*** Records for this exercise Section Begins ***

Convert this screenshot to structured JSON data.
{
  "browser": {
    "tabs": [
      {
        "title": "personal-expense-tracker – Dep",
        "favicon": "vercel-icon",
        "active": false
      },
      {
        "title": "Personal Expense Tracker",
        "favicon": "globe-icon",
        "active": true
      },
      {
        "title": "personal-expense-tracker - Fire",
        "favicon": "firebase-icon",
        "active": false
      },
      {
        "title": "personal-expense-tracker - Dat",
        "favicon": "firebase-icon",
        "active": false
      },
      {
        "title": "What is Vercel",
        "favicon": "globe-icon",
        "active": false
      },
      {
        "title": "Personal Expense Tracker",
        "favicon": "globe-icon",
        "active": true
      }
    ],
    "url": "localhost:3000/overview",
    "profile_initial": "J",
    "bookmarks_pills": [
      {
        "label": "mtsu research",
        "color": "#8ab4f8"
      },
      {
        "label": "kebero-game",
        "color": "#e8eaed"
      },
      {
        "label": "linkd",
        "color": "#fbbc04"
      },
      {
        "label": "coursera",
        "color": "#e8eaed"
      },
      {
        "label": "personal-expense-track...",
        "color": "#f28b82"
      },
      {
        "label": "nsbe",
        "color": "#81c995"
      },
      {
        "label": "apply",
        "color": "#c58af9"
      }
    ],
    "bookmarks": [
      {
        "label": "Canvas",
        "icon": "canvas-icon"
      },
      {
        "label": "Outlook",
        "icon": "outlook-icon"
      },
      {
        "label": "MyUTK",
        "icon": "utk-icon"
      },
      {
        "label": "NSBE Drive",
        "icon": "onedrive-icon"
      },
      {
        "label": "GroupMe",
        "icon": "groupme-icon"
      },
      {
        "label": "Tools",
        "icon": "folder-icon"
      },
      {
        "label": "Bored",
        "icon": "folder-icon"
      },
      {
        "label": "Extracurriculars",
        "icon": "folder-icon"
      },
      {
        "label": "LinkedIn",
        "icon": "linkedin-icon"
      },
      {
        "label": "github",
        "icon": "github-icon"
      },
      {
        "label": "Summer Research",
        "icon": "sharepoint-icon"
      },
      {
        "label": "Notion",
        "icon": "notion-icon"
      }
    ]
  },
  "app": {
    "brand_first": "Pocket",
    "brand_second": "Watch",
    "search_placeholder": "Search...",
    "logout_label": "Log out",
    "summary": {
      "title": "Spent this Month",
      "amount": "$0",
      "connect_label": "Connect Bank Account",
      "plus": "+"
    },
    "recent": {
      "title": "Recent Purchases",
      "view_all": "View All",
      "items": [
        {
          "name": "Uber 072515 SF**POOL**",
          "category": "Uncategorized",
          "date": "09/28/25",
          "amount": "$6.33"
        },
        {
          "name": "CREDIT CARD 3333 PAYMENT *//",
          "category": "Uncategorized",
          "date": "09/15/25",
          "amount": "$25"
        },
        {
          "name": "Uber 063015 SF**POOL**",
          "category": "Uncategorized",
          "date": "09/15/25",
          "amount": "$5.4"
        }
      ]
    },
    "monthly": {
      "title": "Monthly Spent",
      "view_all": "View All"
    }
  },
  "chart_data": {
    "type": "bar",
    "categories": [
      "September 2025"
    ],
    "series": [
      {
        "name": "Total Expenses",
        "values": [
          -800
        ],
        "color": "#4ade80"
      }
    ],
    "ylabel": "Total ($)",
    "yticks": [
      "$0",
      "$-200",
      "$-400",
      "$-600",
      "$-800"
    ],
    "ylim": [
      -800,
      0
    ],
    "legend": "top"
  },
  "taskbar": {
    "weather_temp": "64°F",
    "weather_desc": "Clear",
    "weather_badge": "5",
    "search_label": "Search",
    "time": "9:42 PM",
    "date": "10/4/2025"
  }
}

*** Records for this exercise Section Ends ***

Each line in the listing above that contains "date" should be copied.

          "date": "09/28/25",
          "date": "09/15/25",
          "date": "09/15/25",
    "date": "10/4/2025"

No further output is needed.